The Right Side of History: Prohibiting Sexual Orientation Discrimination in Public Accommodations, Housing, and Employment
Wisconsin Journal of Law, Gender & Society, Vol. 31, No. 2, 2017
40 Pages Posted: 2 Feb 2017 Last revised: 9 Mar 2017
Date Written: April 20, 2016
This essay argues that the current legal framework prohibiting sexual orientation discrimination is seriously deficient and outlines several legal and political strategies to ensure robust protection against sexual orientation discrimination.
Part I outlines the current legal landscape for sexual orientation discrimination — within the realms of public accommodations, housing, and employment — taking into account federal statutes, state statutes, and relevant common law precedent. Part I emphasizes that federal statutes, most state statutes, and the common law of every state except New Jersey fail to explicitly prohibit sexual orientation discrimination in public accommodations, housing, and employment.
Part II introduces legislative arguments for state and federal lawmakers to establish a statutory framework with robust anti-discrimination protection.
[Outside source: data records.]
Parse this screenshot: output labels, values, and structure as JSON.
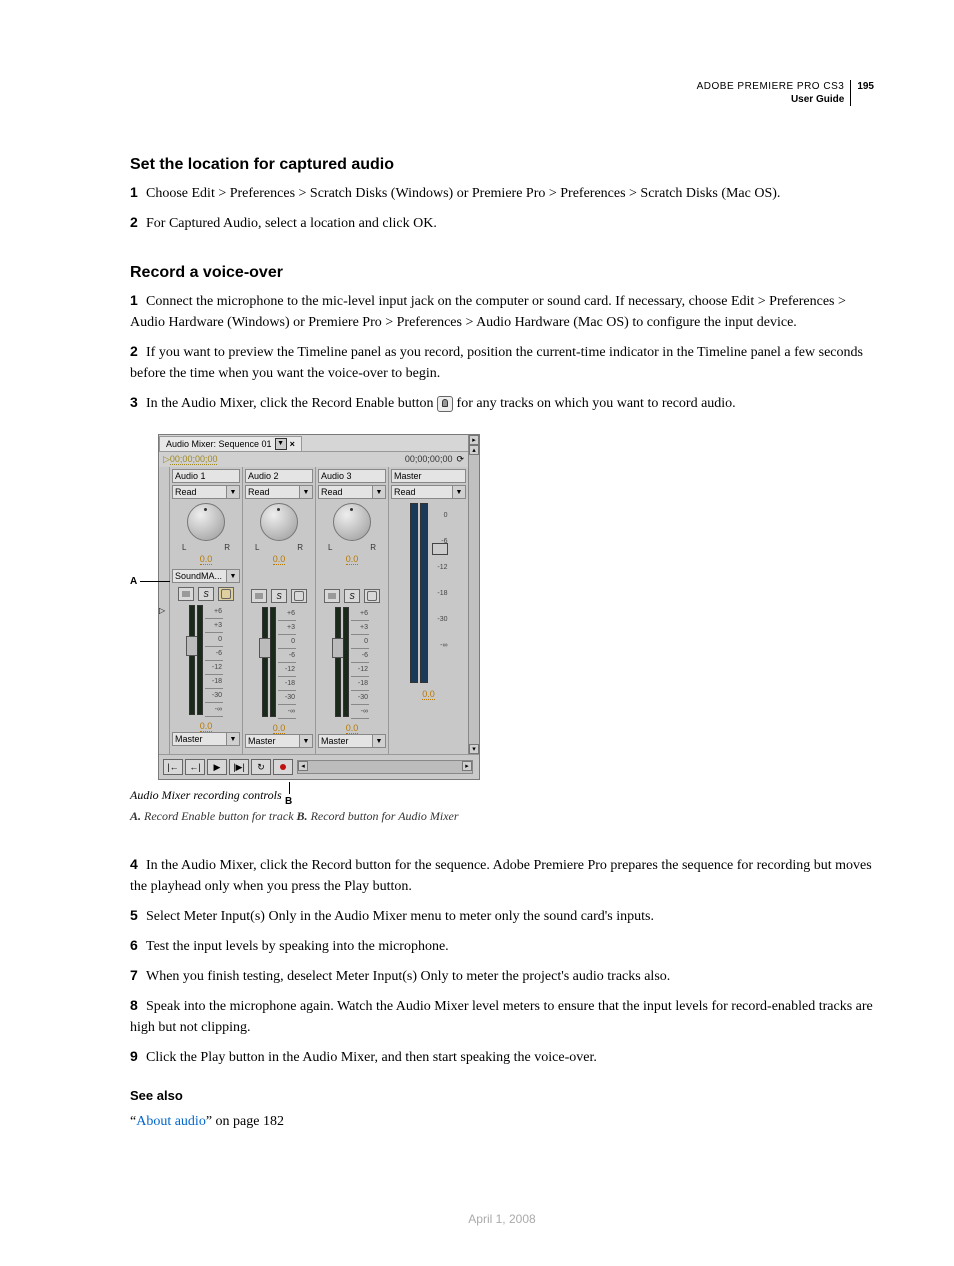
{
  "header": {
    "line1": "ADOBE PREMIERE PRO CS3",
    "line2": "User Guide",
    "page": "195"
  },
  "section1": {
    "title": "Set the location for captured audio",
    "steps": [
      {
        "n": "1",
        "t": "Choose Edit > Preferences > Scratch Disks (Windows) or Premiere Pro > Preferences > Scratch Disks (Mac OS)."
      },
      {
        "n": "2",
        "t": "For Captured Audio, select a location and click OK."
      }
    ]
  },
  "section2": {
    "title": "Record a voice-over",
    "steps_a": [
      {
        "n": "1",
        "t": "Connect the microphone to the mic-level input jack on the computer or sound card. If necessary, choose Edit > Preferences > Audio Hardware (Windows) or Premiere Pro > Preferences > Audio Hardware (Mac OS) to configure the input device."
      },
      {
        "n": "2",
        "t": "If you want to preview the Timeline panel as you record, position the current-time indicator in the Timeline panel a few seconds before the time when you want the voice-over to begin."
      }
    ],
    "step3_pre": "In the Audio Mixer, click the Record Enable button",
    "step3_post": " for any tracks on which you want to record audio.",
    "step3_n": "3",
    "steps_b": [
      {
        "n": "4",
        "t": "In the Audio Mixer, click the Record button for the sequence. Adobe Premiere Pro prepares the sequence for recording but moves the playhead only when you press the Play button."
      },
      {
        "n": "5",
        "t": "Select Meter Input(s) Only in the Audio Mixer menu to meter only the sound card's inputs."
      },
      {
        "n": "6",
        "t": "Test the input levels by speaking into the microphone."
      },
      {
        "n": "7",
        "t": "When you finish testing, deselect Meter Input(s) Only to meter the project's audio tracks also."
      },
      {
        "n": "8",
        "t": "Speak into the microphone again. Watch the Audio Mixer level meters to ensure that the input levels for record-enabled tracks are high but not clipping."
      },
      {
        "n": "9",
        "t": "Click the Play button in the Audio Mixer, and then start speaking the voice-over."
      }
    ]
  },
  "figure": {
    "tab_title": "Audio Mixer: Sequence 01",
    "tc1": "00;00;00;00",
    "tc2": "00;00;00;00",
    "tracks": [
      "Audio 1",
      "Audio 2",
      "Audio 3"
    ],
    "master": "Master",
    "mode": "Read",
    "soundfx": "SoundMA...",
    "pan": "0.0",
    "vol": "0.0",
    "out": "Master",
    "scale": [
      "+6",
      "+3",
      "0",
      "-6",
      "-12",
      "-18",
      "-30",
      "-∞"
    ],
    "master_scale": [
      "0",
      "-6",
      "-12",
      "-18",
      "-30",
      "-∞"
    ],
    "callout_a": "A",
    "callout_b": "B",
    "caption_title": "Audio Mixer recording controls",
    "caption_a_label": "A.",
    "caption_a_text": " Record Enable button for track  ",
    "caption_b_label": "B.",
    "caption_b_text": " Record button for Audio Mixer"
  },
  "seealso": {
    "title": "See also",
    "quote_open": "“",
    "link": "About audio",
    "quote_close": "” on page 182"
  },
  "footer_date": "April 1, 2008"
}
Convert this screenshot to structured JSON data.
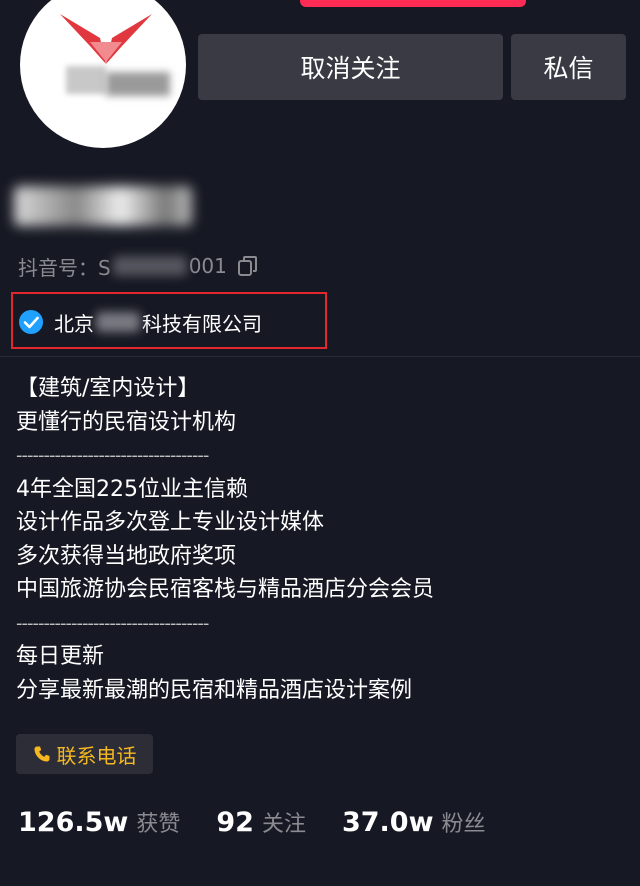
{
  "profile": {
    "nickname": "设计",
    "douyin_id_prefix": "抖音号：S",
    "douyin_id_suffix": "001",
    "company_prefix": "北京",
    "company_suffix": "科技有限公司"
  },
  "actions": {
    "unfollow_label": "取消关注",
    "message_label": "私信"
  },
  "bio": {
    "lines": [
      "【建筑/室内设计】",
      "更懂行的民宿设计机构",
      "-----------------------------------",
      "4年全国225位业主信赖",
      "设计作品多次登上专业设计媒体",
      "多次获得当地政府奖项",
      "中国旅游协会民宿客栈与精品酒店分会会员",
      "-----------------------------------",
      "每日更新",
      "分享最新最潮的民宿和精品酒店设计案例"
    ]
  },
  "contact": {
    "label": "联系电话"
  },
  "stats": {
    "likes_count": "126.5w",
    "likes_label": "获赞",
    "following_count": "92",
    "following_label": "关注",
    "followers_count": "37.0w",
    "followers_label": "粉丝"
  },
  "colors": {
    "background": "#161823",
    "button": "#3a3a44",
    "accent_red": "#fe2c55",
    "highlight_box": "#e4272d",
    "verified_blue": "#20a0ff",
    "contact_gold": "#f5b820",
    "muted_text": "#8a8b91"
  },
  "icons": {
    "verified": "verified-badge-icon",
    "copy": "copy-icon",
    "phone": "phone-icon"
  }
}
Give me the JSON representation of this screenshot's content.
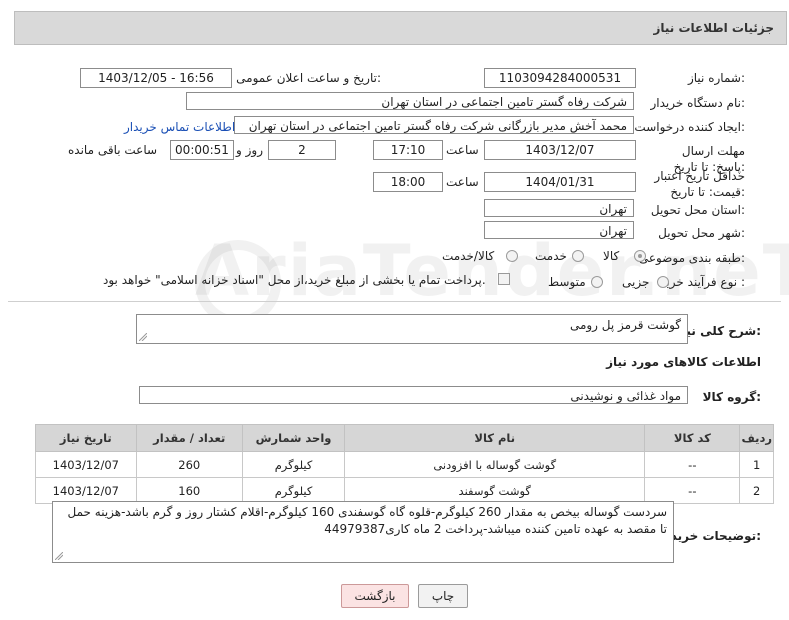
{
  "header": {
    "title": "جزئیات اطلاعات نیاز"
  },
  "fields": {
    "need_number_label": "شماره نیاز:",
    "need_number": "1103094284000531",
    "announce_label": "تاریخ و ساعت اعلان عمومی:",
    "announce_value": "1403/12/05 - 16:56",
    "buyer_org_label": "نام دستگاه خریدار:",
    "buyer_org": "شرکت رفاه گستر تامین اجتماعی در استان تهران",
    "creator_label": "ایجاد کننده درخواست:",
    "creator": "محمد آخش مدیر بازرگانی شرکت رفاه گستر تامین اجتماعی در استان تهران",
    "buyer_contact_link": "اطلاعات تماس خریدار",
    "reply_deadline_label": "مهلت ارسال پاسخ: تا تاریخ:",
    "reply_date": "1403/12/07",
    "time_label": "ساعت",
    "reply_time": "17:10",
    "days_value": "2",
    "days_label": "روز و",
    "remaining_time": "00:00:51",
    "remaining_label": "ساعت باقی مانده",
    "price_validity_label": "حداقل تاریخ اعتبار قیمت: تا تاریخ:",
    "price_date": "1404/01/31",
    "price_time": "18:00",
    "province_label": "استان محل تحویل:",
    "province": "تهران",
    "city_label": "شهر محل تحویل:",
    "city": "تهران",
    "category_label": "طبقه بندی موضوعی:",
    "category_options": [
      "کالا",
      "خدمت",
      "کالا/خدمت"
    ],
    "purchase_type_label": "نوع فرآیند خرید :",
    "purchase_options": [
      "جزیی",
      "متوسط"
    ],
    "payment_note": "پرداخت تمام یا بخشی از مبلغ خرید،از محل \"اسناد خزانه اسلامی\" خواهد بود."
  },
  "summary": {
    "label": "شرح کلی نیاز:",
    "value": "گوشت قرمز پل رومی"
  },
  "goods_section_title": "اطلاعات کالاهای مورد نیاز",
  "goods_group": {
    "label": "گروه کالا:",
    "value": "مواد غذائی و نوشیدنی"
  },
  "table": {
    "headers": [
      "ردیف",
      "کد کالا",
      "نام کالا",
      "واحد شمارش",
      "تعداد / مقدار",
      "تاریخ نیاز"
    ],
    "rows": [
      [
        "1",
        "--",
        "گوشت گوساله با افزودنی",
        "کیلوگرم",
        "260",
        "1403/12/07"
      ],
      [
        "2",
        "--",
        "گوشت گوسفند",
        "کیلوگرم",
        "160",
        "1403/12/07"
      ]
    ]
  },
  "buyer_notes": {
    "label": "توضیحات خریدار:",
    "value": "سردست گوساله بیخص به مقدار 260 کیلوگرم-قلوه گاه گوسفندی 160 کیلوگرم-اقلام کشتار روز و گرم باشد-هزینه حمل تا مقصد به عهده تامین کننده میباشد-پرداخت 2 ماه کاری44979387"
  },
  "buttons": {
    "print": "چاپ",
    "back": "بازگشت"
  },
  "watermark": "AriaTender.neT",
  "colors": {
    "link": "#1a4fb5",
    "back_button_bg": "#fbe3e3",
    "header_bg": "#d9d9d9"
  }
}
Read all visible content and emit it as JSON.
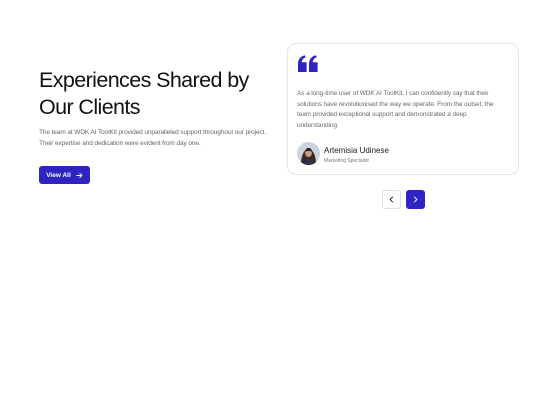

Part II offers a normative argument focusing on values like equal access to public markets, equal dignity of persons, individual autonomy, and religious liberty. Part II also proposes an economic argument focusing on considerations like participation in public markets, homelessness, healthcare, litigation, and corporate boycott.
Part III discusses legal arguments for courts to increase protection against sexual orientation discrimination through statutory interpretation and common law principles. Part III argues that sexual orientation discrimination invariably involves sex discrimination and statutes prohibiting sex discrimination should be interpreted as also prohibiting sexual orientation discrimination. Part III also argues that courts should formally renounce the discriminatory history of the predominant public accommodations common law rule and return to the original common law rule endorsed by the state of New Jersey, which prohibits arbitrary discrimination by all privately owned businesses open to the public. Finally, Part III contends that courts should extend the language and rationale of the New Jersey public accommodations rule to prohibit sexual orientation discrimination in housing and employment.
Keywords: LGBTQ, Equality, Anti-Discrimination, Public Accommodations, Housing, Employment
Suggested Citation: Suggested Citation